With the arrival of the new NZFC CEO David Strong on 12 July, it’s a good time for us all to look back before he sets the direction to take the organisation forward, so I decided to pull the report out and go over it again.

The Jackson-Court Report was commissioned at a time when there was a lot of criticism about the way that the NZFC operated; very similar to the environment the organisation finds itself in today. In the opening pages of the report, the two highlight a few key areas of concern about the NZFC, with accompanying commentary. Some would say not a lot has changed:

People described an organisation out of sync with the industry it serves.
‘There’s almost an us and them attitude. It’s death to creativity.’

There is a feeling that increased creative interference results in less successful films.
‘Creative interference has expanded until now it resembles micro-management.’

A number of people described the Commission as operating like a Hollywood studio but without the accountability of a studio – ‘without anyone having their job on the line’, as one producer put it.
The staff should be empowered and accountable.

Many people felt the Commission was trying to do too much.
There was a sense that too many resources were being diverted away from the core functions and from the films that most merited the Commission’s support.

‘It would be great if people felt they could approach the Film Commission and say, ‘I’m not fitting into a box’, without there being all these schemes. I don’t want to be in a box.’
‘We need a model at the Commission that’s very open, very flexible, rather than narrow and controlling.’

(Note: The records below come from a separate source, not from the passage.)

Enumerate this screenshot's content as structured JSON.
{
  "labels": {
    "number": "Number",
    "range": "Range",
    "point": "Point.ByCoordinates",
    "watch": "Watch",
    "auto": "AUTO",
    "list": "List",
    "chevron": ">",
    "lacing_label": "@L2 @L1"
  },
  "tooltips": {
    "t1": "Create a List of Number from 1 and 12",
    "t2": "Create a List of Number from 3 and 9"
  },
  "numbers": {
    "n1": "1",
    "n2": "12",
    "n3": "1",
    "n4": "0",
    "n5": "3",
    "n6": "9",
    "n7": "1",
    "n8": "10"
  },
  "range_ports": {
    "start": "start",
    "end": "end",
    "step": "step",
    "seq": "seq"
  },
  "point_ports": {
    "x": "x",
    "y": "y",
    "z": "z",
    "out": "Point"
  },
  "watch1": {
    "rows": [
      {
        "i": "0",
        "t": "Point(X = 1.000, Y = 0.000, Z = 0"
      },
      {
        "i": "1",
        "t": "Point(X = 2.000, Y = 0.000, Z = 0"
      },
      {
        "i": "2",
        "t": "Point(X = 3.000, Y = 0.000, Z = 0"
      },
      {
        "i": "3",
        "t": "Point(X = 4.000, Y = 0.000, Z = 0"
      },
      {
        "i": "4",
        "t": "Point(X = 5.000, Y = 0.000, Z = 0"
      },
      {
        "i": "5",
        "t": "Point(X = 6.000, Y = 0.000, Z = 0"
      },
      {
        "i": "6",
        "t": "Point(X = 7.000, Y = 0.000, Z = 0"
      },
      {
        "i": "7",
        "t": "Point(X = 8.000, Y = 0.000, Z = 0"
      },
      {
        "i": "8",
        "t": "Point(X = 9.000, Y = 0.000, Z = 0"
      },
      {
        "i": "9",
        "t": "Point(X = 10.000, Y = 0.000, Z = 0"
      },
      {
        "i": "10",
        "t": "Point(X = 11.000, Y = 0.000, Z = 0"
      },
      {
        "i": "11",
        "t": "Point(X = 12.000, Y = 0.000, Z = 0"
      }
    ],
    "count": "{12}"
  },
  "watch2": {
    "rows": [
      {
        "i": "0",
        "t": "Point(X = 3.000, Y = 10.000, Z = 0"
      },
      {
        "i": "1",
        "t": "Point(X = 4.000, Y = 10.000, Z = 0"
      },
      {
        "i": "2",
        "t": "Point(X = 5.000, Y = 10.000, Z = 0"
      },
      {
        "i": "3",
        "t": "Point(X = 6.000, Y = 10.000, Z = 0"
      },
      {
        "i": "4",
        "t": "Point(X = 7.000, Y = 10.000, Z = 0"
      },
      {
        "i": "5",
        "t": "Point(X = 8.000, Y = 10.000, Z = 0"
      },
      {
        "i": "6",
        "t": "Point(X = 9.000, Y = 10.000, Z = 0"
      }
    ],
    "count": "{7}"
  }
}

‘They’re so used to being badgered, that there’s a culture of not believing, of skepticism.’

And badgered the Film Commission is; by almost everyone who gets a ‘No’, and those who think they know better.

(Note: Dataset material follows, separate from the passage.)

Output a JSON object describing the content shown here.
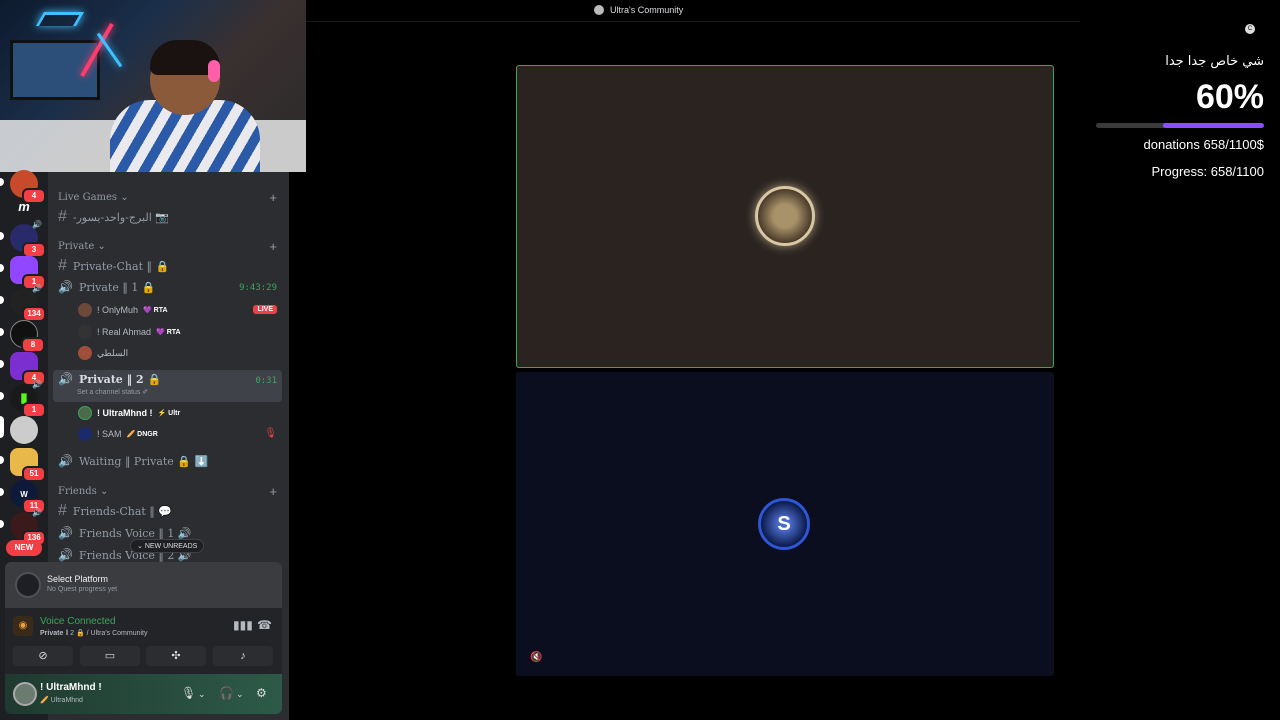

It’s easy to bag the Film Commish and we all do it, because they commission and editorialise as well as fund, unlike NZ On Air who has the broadcaster doing a good chunk of the dirty work for them.

Writing on the impending review at the time, journalist Gordon Campbell called out industry critics in a post on his Werewolf blog:

Sure, by all means, the NZFC should listen to the existing players in the industry. But let’s hope that the review will treat some of the existing film-makers as being part of the problem, as well as being part of the solution. Because it is not only the bureaucrats who need shaking up.

How much has changed and how much has remained the same since Jackson and Court reviewed the NZFC would be a good place for David Strong to start when he takes up the job. The Report had a lot of sound advice and proposed a paradigm change that put filmmaking talent front and centre—and by this I mean writers – directors—describing an approach that was nurturing, not hindering—Exactly the role NZFC should play as we navigate an uncertain future for New Zealand film in the global market of today.

Tui Ruwhiu
Executive Director